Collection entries
____________

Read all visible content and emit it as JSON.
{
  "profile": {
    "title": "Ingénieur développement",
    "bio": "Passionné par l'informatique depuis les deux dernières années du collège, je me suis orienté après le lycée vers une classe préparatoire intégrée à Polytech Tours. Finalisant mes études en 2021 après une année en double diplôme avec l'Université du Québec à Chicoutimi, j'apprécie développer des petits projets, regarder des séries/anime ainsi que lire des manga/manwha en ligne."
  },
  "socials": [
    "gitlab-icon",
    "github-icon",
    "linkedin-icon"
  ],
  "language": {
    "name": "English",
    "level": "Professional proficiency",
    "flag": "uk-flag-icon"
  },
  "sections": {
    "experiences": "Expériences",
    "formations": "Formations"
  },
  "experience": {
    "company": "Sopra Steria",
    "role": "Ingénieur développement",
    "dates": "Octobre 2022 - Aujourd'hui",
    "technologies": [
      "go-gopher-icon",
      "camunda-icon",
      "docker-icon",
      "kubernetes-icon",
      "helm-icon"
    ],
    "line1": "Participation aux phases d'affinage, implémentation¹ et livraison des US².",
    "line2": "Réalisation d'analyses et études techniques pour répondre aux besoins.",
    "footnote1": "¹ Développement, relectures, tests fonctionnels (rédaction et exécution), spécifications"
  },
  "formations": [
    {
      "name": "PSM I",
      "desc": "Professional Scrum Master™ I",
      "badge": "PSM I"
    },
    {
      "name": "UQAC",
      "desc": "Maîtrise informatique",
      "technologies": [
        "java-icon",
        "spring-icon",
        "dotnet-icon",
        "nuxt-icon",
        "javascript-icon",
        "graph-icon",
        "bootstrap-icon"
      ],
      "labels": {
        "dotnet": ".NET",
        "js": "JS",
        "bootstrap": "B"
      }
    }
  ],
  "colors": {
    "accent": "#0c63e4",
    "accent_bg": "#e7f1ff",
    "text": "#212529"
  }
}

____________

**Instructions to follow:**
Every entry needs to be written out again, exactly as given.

**Exercise output:**
Read all visible content and emit it as JSON.
{
  "profile": {
    "title": "Ingénieur développement",
    "bio": "Passionné par l'informatique depuis les deux dernières années du collège, je me suis orienté après le lycée vers une classe préparatoire intégrée à Polytech Tours. Finalisant mes études en 2021 après une année en double diplôme avec l'Université du Québec à Chicoutimi, j'apprécie développer des petits projets, regarder des séries/anime ainsi que lire des manga/manwha en ligne."
  },
  "socials": [
    "gitlab-icon",
    "github-icon",
    "linkedin-icon"
  ],
  "language": {
    "name": "English",
    "level": "Professional proficiency",
    "flag": "uk-flag-icon"
  },
  "sections": {
    "experiences": "Expériences",
    "formations": "Formations"
  },
  "experience": {
    "company": "Sopra Steria",
    "role": "Ingénieur développement",
    "dates": "Octobre 2022 - Aujourd'hui",
    "technologies": [
      "go-gopher-icon",
      "camunda-icon",
      "docker-icon",
      "kubernetes-icon",
      "helm-icon"
    ],
    "line1": "Participation aux phases d'affinage, implémentation¹ et livraison des US².",
    "line2": "Réalisation d'analyses et études techniques pour répondre aux besoins.",
    "footnote1": "¹ Développement, relectures, tests fonctionnels (rédaction et exécution), spécifications"
  },
  "formations": [
    {
      "name": "PSM I",
      "desc": "Professional Scrum Master™ I",
      "badge": "PSM I"
    },
    {
      "name": "UQAC",
      "desc": "Maîtrise informatique",
      "technologies": [
        "java-icon",
        "spring-icon",
        "dotnet-icon",
        "nuxt-icon",
        "javascript-icon",
        "graph-icon",
        "bootstrap-icon"
      ],
      "labels": {
        "dotnet": ".NET",
        "js": "JS",
        "bootstrap": "B"
      }
    }
  ],
  "colors": {
    "accent": "#0c63e4",
    "accent_bg": "#e7f1ff",
    "text": "#212529"
  }
}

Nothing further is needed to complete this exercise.